Sons and Chief Men of Benjamin.
1. Now Benjamin begat, &c.—This
chapter contains some supplementary particulars in addition to what has
been already said regarding the tribe of Benjamin (see on 1Ch 7:6). The names of many of the persons mentioned are
different from those given by Moses—a diversity which may be
accounted for in part on grounds formerly stated, namely, either that
the persons had more than one name, or that the word "sons" is used in
a loose sense for grandsons or descendants. But there are other
circumstances to be taken into account in considering the details of
this chapter; namely, first, that the genealogies of the Benjamites
were disordered or destroyed by the almost total extermination of this
tribe (Jud 20:11-48); secondly, that a great number of
Benjamites, born in Assyria, are mentioned here, who returned from the
long captivity in Babylon, and established themselves—some in
Jerusalem, others in different parts of Judea. There were more returned
from Babylon of the families belonging to this tribe than to any other
except Judah; and hence many strange names are here introduced; some of
which will be found in the list of the restored exiles (compare Ezr 2:1-70).
6. these are the sons of Ehud—most
probably the judge of Israel (Jud 3:15). His descendants, who had at first been
established in Geba in Benjamin, emigrated in a body under the
direction of Gera (1Ch 8:7) to
Manahath, where their increased numbers would find more ample
accommodation. Manahath was within the territory of Judah.
8. Shaharaim begat children in the country of
Moab—He had probably been driven to take refuge in that
foreign land on the same calamitous occasion that forced Elimelech to
emigrate thither (Ru 1:1). But,
destitute of natural affection, he forsook or divorced his two wives,
and in the land of his sojourn married a third, by whom he had several
sons. But there is another explanation given of the conduct of this
Benjamite polygamist. His children by Hushim are mentioned (1Ch 8:11), while his other wife is
unnoticed. Hence it has been thought probable that it is Baara who is
mentioned under the name of Hodesh, so called because her husband,
after long desertion, returned and cohabited with her as before.
28. These dwelt in Jerusalem—The
ordinary and stated inhabitants of Jerusalem were Judahites,
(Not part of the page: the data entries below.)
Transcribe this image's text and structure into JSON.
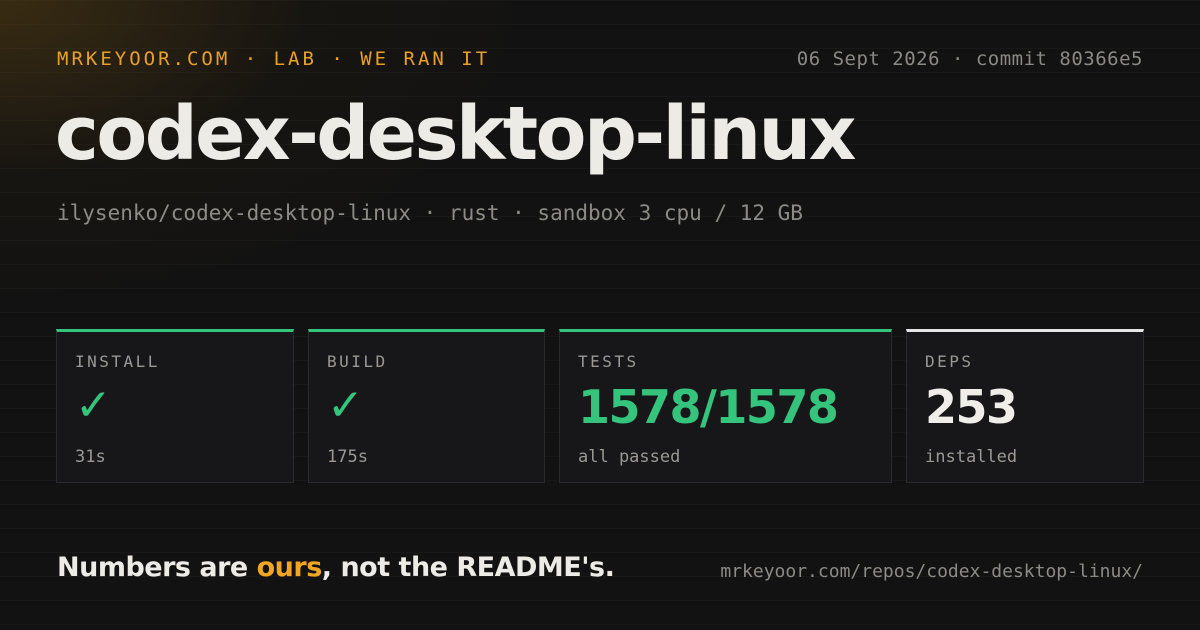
{
  "header": {
    "kicker": "MRKEYOOR.COM · LAB · WE RAN IT",
    "meta": "06 Sept 2026 · commit 80366e5"
  },
  "title": "codex-desktop-linux",
  "subtitle": "ilysenko/codex-desktop-linux · rust · sandbox 3 cpu / 12 GB",
  "cards": [
    {
      "label": "INSTALL",
      "value": "✓",
      "sub": "31s",
      "status": "pass",
      "color": "#34c47c"
    },
    {
      "label": "BUILD",
      "value": "✓",
      "sub": "175s",
      "status": "pass",
      "color": "#34c47c"
    },
    {
      "label": "TESTS",
      "value": "1578/1578",
      "sub": "all passed",
      "status": "pass",
      "color": "#34c47c"
    },
    {
      "label": "DEPS",
      "value": "253",
      "sub": "installed",
      "status": "neutral",
      "color": "#efeee9"
    }
  ],
  "footer": {
    "tagline_pre": "Numbers are ",
    "tagline_accent": "ours",
    "tagline_post": ", not the README's.",
    "url": "mrkeyoor.com/repos/codex-desktop-linux/"
  },
  "colors": {
    "accent": "#f0a623",
    "pass": "#34c47c",
    "background": "#121212"
  }
}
Benjamites, and Levites. But at the time referred to here, the chiefs
or heads of the principal families who are enumerated (1Ch 8:14-27) established themselves in the
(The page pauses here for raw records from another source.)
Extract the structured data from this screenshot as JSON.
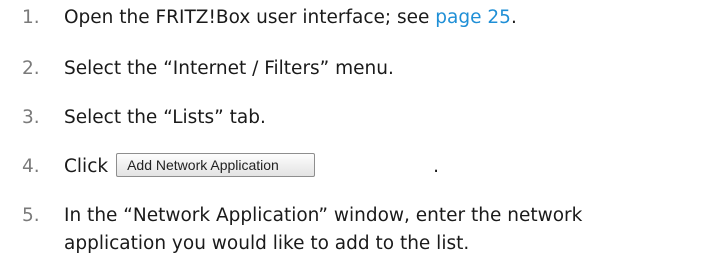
{
  "steps": [
    {
      "number": "1.",
      "text_before": "Open the FRITZ!Box user interface; see ",
      "link": "page 25",
      "text_after": "."
    },
    {
      "number": "2.",
      "text": "Select the “Internet / Filters” menu."
    },
    {
      "number": "3.",
      "text": "Select the “Lists” tab."
    },
    {
      "number": "4.",
      "text_before": "Click",
      "button_label": "Add Network Application",
      "text_after": "."
    },
    {
      "number": "5.",
      "line1": "In the “Network Application” window, enter the network",
      "line2": "application you would like to add to the list."
    }
  ],
  "colors": {
    "text": "#1a1a1a",
    "number": "#7a7a7a",
    "link": "#1f8fd6"
  }
}
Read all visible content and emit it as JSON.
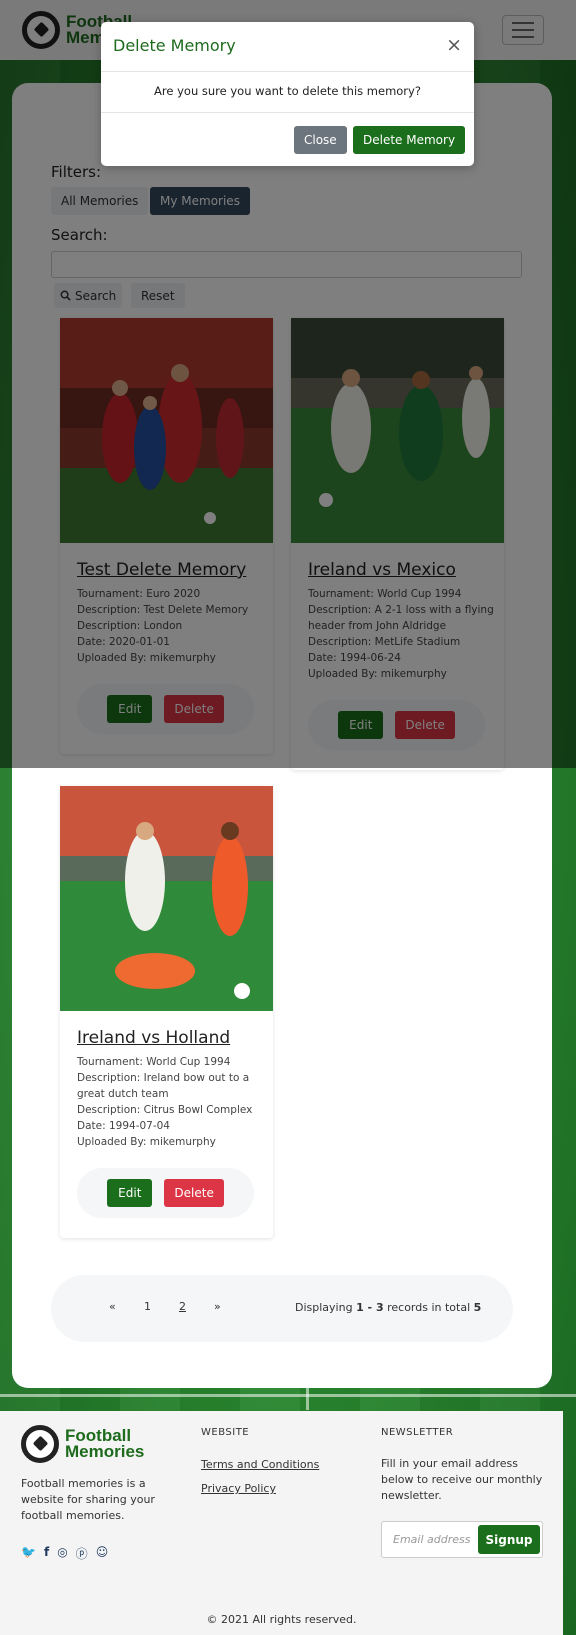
{
  "brand": {
    "name_line1": "Football",
    "name_line2": "Memories"
  },
  "filters": {
    "label": "Filters:",
    "all": "All Memories",
    "mine": "My Memories"
  },
  "search": {
    "label": "Search:",
    "placeholder": "",
    "button": "Search",
    "reset": "Reset"
  },
  "cards": [
    {
      "title": "Test Delete Memory",
      "meta": [
        "Tournament: Euro 2020",
        "Description: Test Delete Memory",
        "Description: London",
        "Date: 2020-01-01",
        "Uploaded By: mikemurphy"
      ],
      "edit": "Edit",
      "delete": "Delete"
    },
    {
      "title": "Ireland vs Mexico",
      "meta": [
        "Tournament: World Cup 1994",
        "Description: A 2-1 loss with a flying header from John Aldridge",
        "Description: MetLife Stadium",
        "Date: 1994-06-24",
        "Uploaded By: mikemurphy"
      ],
      "edit": "Edit",
      "delete": "Delete"
    },
    {
      "title": "Ireland vs Holland",
      "meta": [
        "Tournament: World Cup 1994",
        "Description: Ireland bow out to a great dutch team",
        "Description: Citrus Bowl Complex",
        "Date: 1994-07-04",
        "Uploaded By: mikemurphy"
      ],
      "edit": "Edit",
      "delete": "Delete"
    }
  ],
  "pagination": {
    "prev": "«",
    "page1": "1",
    "page2": "2",
    "next": "»",
    "info_prefix": "Displaying",
    "range": "1 - 3",
    "info_mid": "records in total",
    "total": "5"
  },
  "footer": {
    "description": "Football memories is a website for sharing your football memories.",
    "website_heading": "WEBSITE",
    "links": [
      "Terms and Conditions",
      "Privacy Policy"
    ],
    "newsletter_heading": "NEWSLETTER",
    "newsletter_text": "Fill in your email address below to receive our monthly newsletter.",
    "email_placeholder": "Email address",
    "signup": "Signup",
    "copyright": "© 2021 All rights reserved."
  },
  "modal": {
    "title": "Delete Memory",
    "close_icon": "×",
    "body": "Are you sure you want to delete this memory?",
    "close_button": "Close",
    "confirm_button": "Delete Memory"
  },
  "colors": {
    "brand_green": "#1b6e1b",
    "danger": "#dc3545",
    "secondary": "#6c757d",
    "active_filter": "#34495e"
  }
}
city after their return from the captivity.
1Ch 8:33-40. Stock of Saul
33. Ner begat Kish—The father of Ner,
though not mentioned here, is stated (1Ch 9:35) to have been Jehiel. Moreover, the
father of Kish is said (1Sa 9:1) to
have been Abiel, the son of Zeror, whence it would seem that Abiel and
Ner were names of the same person.
Abinadab—the same as Ishui (1Sa 14:49).
Esh-baal—that is, Ish-bosheth.
34. Merib-baal—that is,
36. Jehoadah—or, Jara (1Ch 9:42).
40. mighty men of valour, archers—(see
on Jud 20:16). Great strength as well as skill
was requisite in ancient archery, as the bow, which was of steel, was
bent by treading with the feet, and pulling the string with both